ISAKSON, SHAHEEN INTRODUCE BIENNIAL BUDGET APPROPRIATIONS ACT
WASHINGTON - U.S. Senators Johnny Isakson, R-Ga., and Jeanne Shaheen, D-N.H., today introduced the Biennial Budget Appropriations Act that would switch Congress from an annual spending process to a two-year cycle, with one year for appropriating federal dollars and the other year devoted to oversight of federal programs.
Isakson has sponsored biennial budgeting proposals every year since he came to the Senate in 2005, while Shaheen has firsthand experience with biennial budgeting from her tenure as governor of New Hampshire.
"We must rein in spending, reform our broken appropriations process and
require that Congress conduct oversight of federal programs on a regular basis.
That's why I have pushed for biennial budgeting every year I've been in the
Isakson. "This legislation would shift
the paradigm in Washington to where elected officials will be forced to talk
about oversight, savings and reduced spending during an election year instead
of how much pork they can bring home."
"We need to change the way we do business in Washington, and biennial budgeting is a common sense beginning. Biennial budgeting has been used successfully in New Hampshire for decades, and as governor I found it useful for keeping administrative costs low," said Shaheen. "It's also a critical tool for improving legislative and agency review of government programs, so that we're not just spending blindly, but analyzing what works and what doesn't."
The legislation by Isakson and Shaheen would convert the federal budget process from an annual, chaotic spending event to a two-year, thoughtful process that would require Congress to conduct oversight. It would mandate that the first year of a Congress be dedicated to appropriating federal dollars while the second year is devoted to scrutinizing federal programs to determine if they are working and deserve to continue to be funded. This budget reform would force Congress to become better stewards of the taxpayers' money, thereby reducing reckless and wasteful spending.
Congress has repeatedly failed to pass the 12 annual spending bills on time and frequently has resorted to passing omnibus bills at the last minute instead of debating each spending bill individually. Last year, Congress failed to complete work on a single one of the 12 appropriations bills before adjourning for the year.

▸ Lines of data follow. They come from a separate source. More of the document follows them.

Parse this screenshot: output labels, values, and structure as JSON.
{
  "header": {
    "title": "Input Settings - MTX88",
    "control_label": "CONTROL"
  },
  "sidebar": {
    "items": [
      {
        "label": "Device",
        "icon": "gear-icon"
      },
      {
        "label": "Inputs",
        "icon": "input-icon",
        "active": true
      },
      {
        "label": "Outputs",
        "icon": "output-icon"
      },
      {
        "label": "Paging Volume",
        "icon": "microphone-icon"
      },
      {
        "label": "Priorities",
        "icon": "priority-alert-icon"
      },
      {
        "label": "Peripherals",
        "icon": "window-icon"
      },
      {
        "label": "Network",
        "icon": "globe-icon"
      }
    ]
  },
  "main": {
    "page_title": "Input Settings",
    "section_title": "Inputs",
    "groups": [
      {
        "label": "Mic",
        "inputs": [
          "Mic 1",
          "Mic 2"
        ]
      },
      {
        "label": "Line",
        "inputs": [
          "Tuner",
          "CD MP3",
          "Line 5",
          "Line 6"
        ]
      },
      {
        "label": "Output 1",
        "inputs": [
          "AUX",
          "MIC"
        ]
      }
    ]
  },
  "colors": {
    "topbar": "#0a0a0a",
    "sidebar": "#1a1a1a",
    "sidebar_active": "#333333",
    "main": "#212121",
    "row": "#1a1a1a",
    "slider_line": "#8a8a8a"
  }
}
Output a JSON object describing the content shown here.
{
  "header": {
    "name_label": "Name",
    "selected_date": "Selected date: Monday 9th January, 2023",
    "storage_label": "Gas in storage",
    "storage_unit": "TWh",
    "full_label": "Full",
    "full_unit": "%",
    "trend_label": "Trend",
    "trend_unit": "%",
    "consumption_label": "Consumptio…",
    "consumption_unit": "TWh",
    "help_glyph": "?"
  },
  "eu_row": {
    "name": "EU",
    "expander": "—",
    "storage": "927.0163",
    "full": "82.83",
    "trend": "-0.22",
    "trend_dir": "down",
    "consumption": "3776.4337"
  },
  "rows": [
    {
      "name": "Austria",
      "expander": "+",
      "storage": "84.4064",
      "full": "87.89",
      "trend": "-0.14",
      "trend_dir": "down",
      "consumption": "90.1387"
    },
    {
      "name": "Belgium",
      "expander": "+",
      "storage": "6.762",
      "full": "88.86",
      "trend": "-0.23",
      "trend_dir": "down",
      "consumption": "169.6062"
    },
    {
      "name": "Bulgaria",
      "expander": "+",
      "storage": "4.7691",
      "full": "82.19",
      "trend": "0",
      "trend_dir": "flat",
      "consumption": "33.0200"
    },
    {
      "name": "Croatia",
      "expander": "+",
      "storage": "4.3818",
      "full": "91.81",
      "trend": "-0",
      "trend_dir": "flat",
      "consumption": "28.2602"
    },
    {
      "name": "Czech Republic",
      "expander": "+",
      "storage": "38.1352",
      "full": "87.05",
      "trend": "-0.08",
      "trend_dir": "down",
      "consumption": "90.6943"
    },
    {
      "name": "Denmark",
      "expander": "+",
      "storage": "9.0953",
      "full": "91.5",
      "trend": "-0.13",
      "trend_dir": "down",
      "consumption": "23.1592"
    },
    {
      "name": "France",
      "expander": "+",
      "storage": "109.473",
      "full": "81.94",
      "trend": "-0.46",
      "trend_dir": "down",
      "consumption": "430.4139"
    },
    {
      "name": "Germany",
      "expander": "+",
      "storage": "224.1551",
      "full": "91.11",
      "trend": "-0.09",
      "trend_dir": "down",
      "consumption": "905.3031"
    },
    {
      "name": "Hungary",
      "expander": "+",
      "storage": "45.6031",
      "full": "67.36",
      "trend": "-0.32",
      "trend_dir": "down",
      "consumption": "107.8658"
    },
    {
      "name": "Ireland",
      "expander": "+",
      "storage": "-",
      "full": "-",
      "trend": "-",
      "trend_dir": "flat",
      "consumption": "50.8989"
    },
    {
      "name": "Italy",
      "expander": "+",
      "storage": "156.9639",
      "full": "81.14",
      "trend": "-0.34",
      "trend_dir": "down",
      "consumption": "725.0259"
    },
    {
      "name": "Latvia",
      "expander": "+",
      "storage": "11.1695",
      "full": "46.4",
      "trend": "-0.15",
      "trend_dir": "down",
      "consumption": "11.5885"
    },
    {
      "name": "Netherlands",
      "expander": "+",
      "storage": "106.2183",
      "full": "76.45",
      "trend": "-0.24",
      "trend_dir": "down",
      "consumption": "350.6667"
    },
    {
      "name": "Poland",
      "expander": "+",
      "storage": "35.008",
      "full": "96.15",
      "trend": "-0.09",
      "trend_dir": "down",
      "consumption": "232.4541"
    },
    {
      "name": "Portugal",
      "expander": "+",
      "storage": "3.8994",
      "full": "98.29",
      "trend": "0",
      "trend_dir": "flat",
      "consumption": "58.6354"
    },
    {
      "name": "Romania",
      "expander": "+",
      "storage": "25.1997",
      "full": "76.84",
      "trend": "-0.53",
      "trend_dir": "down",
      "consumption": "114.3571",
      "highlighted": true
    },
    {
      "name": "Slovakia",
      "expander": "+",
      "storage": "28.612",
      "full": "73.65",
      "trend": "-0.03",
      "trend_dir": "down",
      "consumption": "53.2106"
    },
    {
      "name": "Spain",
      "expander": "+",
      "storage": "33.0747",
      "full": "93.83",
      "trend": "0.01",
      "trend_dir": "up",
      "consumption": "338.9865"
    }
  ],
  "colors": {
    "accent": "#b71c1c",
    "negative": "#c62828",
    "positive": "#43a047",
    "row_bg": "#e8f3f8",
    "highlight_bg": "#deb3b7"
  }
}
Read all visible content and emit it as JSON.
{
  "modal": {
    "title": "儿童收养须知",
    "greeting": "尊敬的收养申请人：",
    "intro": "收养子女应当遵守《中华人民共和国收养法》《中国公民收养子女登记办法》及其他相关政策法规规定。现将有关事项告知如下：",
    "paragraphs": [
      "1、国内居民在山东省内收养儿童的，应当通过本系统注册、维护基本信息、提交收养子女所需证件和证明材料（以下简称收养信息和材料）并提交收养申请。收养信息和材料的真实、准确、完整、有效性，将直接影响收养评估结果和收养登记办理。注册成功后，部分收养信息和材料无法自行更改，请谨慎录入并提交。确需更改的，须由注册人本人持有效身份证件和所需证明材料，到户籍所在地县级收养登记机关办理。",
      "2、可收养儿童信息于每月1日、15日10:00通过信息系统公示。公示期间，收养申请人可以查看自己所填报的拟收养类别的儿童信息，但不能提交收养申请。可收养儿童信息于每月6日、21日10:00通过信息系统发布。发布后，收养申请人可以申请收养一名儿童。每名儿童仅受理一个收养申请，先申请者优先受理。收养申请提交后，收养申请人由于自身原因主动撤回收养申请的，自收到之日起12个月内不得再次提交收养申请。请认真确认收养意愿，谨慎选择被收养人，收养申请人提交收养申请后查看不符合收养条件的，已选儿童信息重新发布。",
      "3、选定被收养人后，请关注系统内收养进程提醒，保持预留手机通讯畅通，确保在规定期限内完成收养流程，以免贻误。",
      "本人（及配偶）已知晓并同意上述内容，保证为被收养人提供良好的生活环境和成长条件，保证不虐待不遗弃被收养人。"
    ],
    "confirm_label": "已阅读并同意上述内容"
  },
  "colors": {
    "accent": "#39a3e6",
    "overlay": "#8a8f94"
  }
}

Since 1980, Congress has only twice completed the entire appropriations process before October 1.
The Biennial Budget Appropriations Act is S.211.